If through your research you find that a lot of your competition are offering cheap and cheerful prices, but you were thinking of a high end boutique service, you may need to consider that your local area is not suited to this type of pricing and rethink your costs.
A good 'price point' to be at is where you offer good quality extensions, but at fair and affordable prices. Remember, clients are a walking advert for you, so fitting the very cheapest extensions is not going to create a good reputation for your business and will quite often lead to unhappy customers.
TIP.....customers who are looking for the very cheapest prices can often be the worst type of client. They can often have unrealistic expectations, expecting luxury quality without the price tag.....& are often the worst clients for taking care of the hair extensions in the correct way
If on the flip side however you find that your competition are charging high prices for the type of services you would like to offer, you too can also consider these type of prices as long as your experience and products match the prices you are demanding, as they must be fair to your client as well as you.
Finalising Your Prices
Now that you have all of the research you require, you will need to consider other costs that must be taken into consideration as well as the cost of the hair. These extra costs are sometimes easily forgotten when you are working out costs....and hence the profit you will make.
You will need to consider how far you are willing to travel for free if you are mobile, as you will have fuel costs to consider. You will also need insurance for your business, and will need to purchase and stay up to date with your tools All of these costs need to be factored into your pricing so that you have a profitable hair extension business.
An Example - Breaking Down Your Prices
Let’s look at an example of how you could price your fittings
Jess is a newly qualified hair extensions technician. She is trained in 3 methods – fusion bonds, micro ring, and tape – and would like to offer all of these to her customers in the hope this will attract more business.
Jess has looked at her local area and most other hair extensionists are charging around £290 for a full head of 18” hair extensions. Sally would like to use good quality hair but not maybe at the very top end 'luxury' quality, and has found a supplier that charges around £170 for the amount of hair she will require for a full head. She is also happy to drive up to 20 miles to her clients, or will ask them to travel to her if they are further away than this. Jess wants to set her business up to focus on good quality, but affordable hair extensions.

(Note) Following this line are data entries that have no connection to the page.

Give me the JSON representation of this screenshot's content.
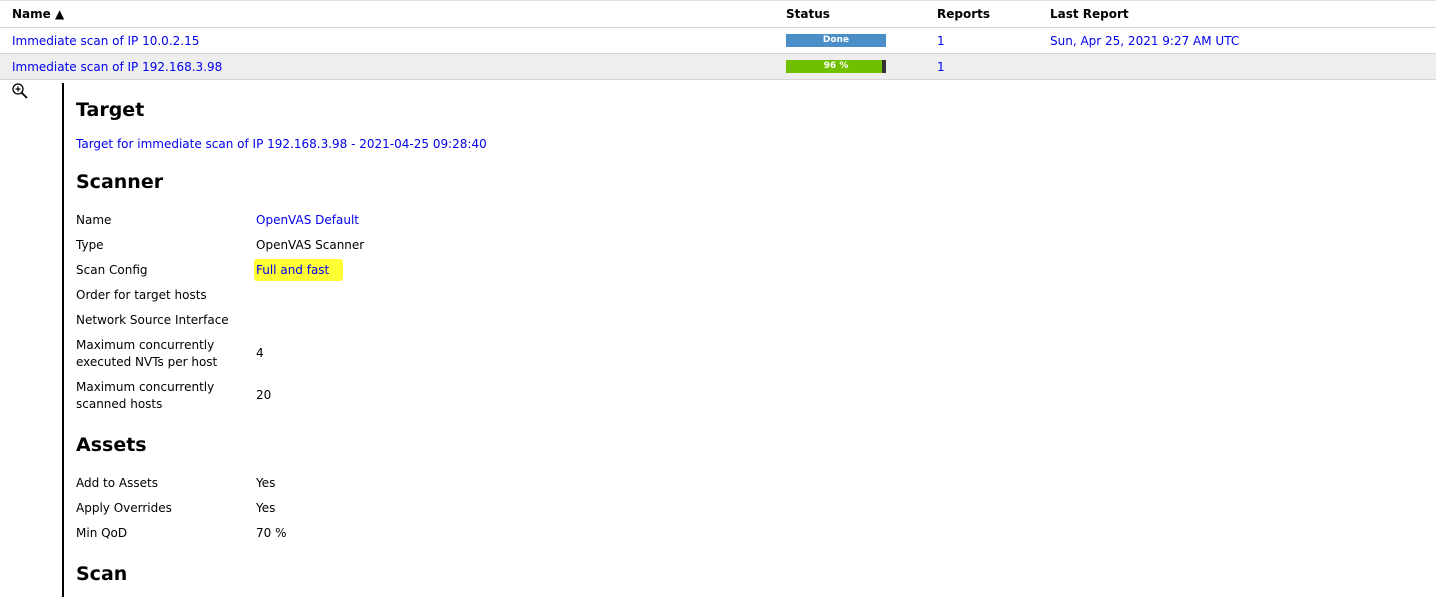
{
  "table": {
    "headers": {
      "name": "Name ▲",
      "status": "Status",
      "reports": "Reports",
      "last_report": "Last Report"
    },
    "rows": [
      {
        "name": "Immediate scan of IP 10.0.2.15",
        "status_label": "Done",
        "progress": 1.0,
        "reports": "1",
        "last_report": "Sun, Apr 25, 2021 9:27 AM UTC"
      },
      {
        "name": "Immediate scan of IP 192.168.3.98",
        "status_label": "96 %",
        "progress": 0.96,
        "reports": "1",
        "last_report": ""
      }
    ]
  },
  "details": {
    "zoom_icon": "zoom-in-icon",
    "target": {
      "heading": "Target",
      "link": "Target for immediate scan of IP 192.168.3.98 - 2021-04-25 09:28:40"
    },
    "scanner": {
      "heading": "Scanner",
      "rows": [
        {
          "label": "Name",
          "value": "OpenVAS Default"
        },
        {
          "label": "Type",
          "value": "OpenVAS Scanner"
        },
        {
          "label": "Scan Config",
          "value": "Full and fast"
        },
        {
          "label": "Order for target hosts",
          "value": ""
        },
        {
          "label": "Network Source Interface",
          "value": ""
        },
        {
          "label": "Maximum concurrently executed NVTs per host",
          "value": "4"
        },
        {
          "label": "Maximum concurrently scanned hosts",
          "value": "20"
        }
      ]
    },
    "assets": {
      "heading": "Assets",
      "rows": [
        {
          "label": "Add to Assets",
          "value": "Yes"
        },
        {
          "label": "Apply Overrides",
          "value": "Yes"
        },
        {
          "label": "Min QoD",
          "value": "70 %"
        }
      ]
    },
    "scan": {
      "heading": "Scan"
    }
  },
  "colors": {
    "link": "#0000ee",
    "done_bar": "#4c8ec7",
    "running_bar": "#70c000",
    "highlight": "#ffff33",
    "row_alt": "#eeeeee"
  }
}
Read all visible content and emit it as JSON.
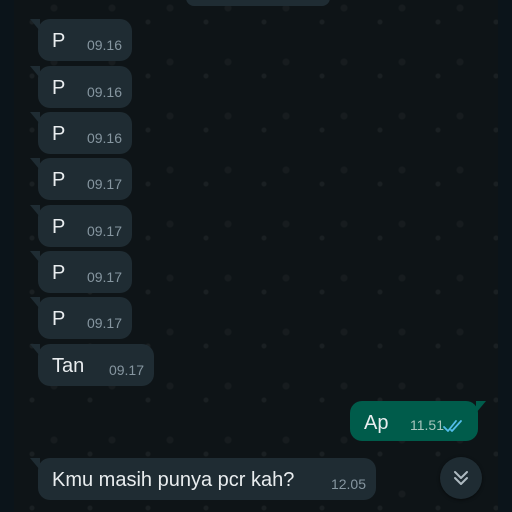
{
  "messages": [
    {
      "text": "P",
      "time": "09.16",
      "direction": "incoming"
    },
    {
      "text": "P",
      "time": "09.16",
      "direction": "incoming"
    },
    {
      "text": "P",
      "time": "09.16",
      "direction": "incoming"
    },
    {
      "text": "P",
      "time": "09.17",
      "direction": "incoming"
    },
    {
      "text": "P",
      "time": "09.17",
      "direction": "incoming"
    },
    {
      "text": "P",
      "time": "09.17",
      "direction": "incoming"
    },
    {
      "text": "P",
      "time": "09.17",
      "direction": "incoming"
    },
    {
      "text": "Tan",
      "time": "09.17",
      "direction": "incoming"
    },
    {
      "text": "Ap",
      "time": "11.51",
      "direction": "outgoing",
      "status_icon": "double-check-read-icon"
    },
    {
      "text": "Kmu masih punya pcr kah?",
      "time": "12.05",
      "direction": "incoming"
    }
  ],
  "scroll_button": {
    "icon": "double-chevron-down-icon"
  },
  "colors": {
    "incoming_bubble": "#1f2c33",
    "outgoing_bubble": "#005c4b",
    "text": "#e9edef",
    "timestamp": "#8696a0",
    "read_ticks": "#53bdeb"
  }
}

So her pricing may look something like this:
Cost of hair and tools (e.g. micro rings): £170
Cost of fuel: £10 approx
Total costs: £180.
If she charges the same as her local area, she will make around £110 for each fitting, which is a nice healthy profit for her business.
However, being new to the industry she may decide to offer a slightly lower price while she builds experience and a picture portfolio. Then, once she is more established she can look to ways to set herself apart from others by offering a more 'luxury' experience and increasing her prices to reflect this.
Every Business Is Different....
There is no definitive way to set your pricing for your hair extensions business. Every business is different with different priorities, profit margins and quality of hair that they use, so you will need to work hard to establish yourself in the market and build your clientele so that you can become a well-known and trusted hair extensionist in your area.
Try to have the mindset that you don't just want to be another hair extensions technician, you want to stand out from the crowd by paying attention to all the details that make the experience with you so much better than any other technician.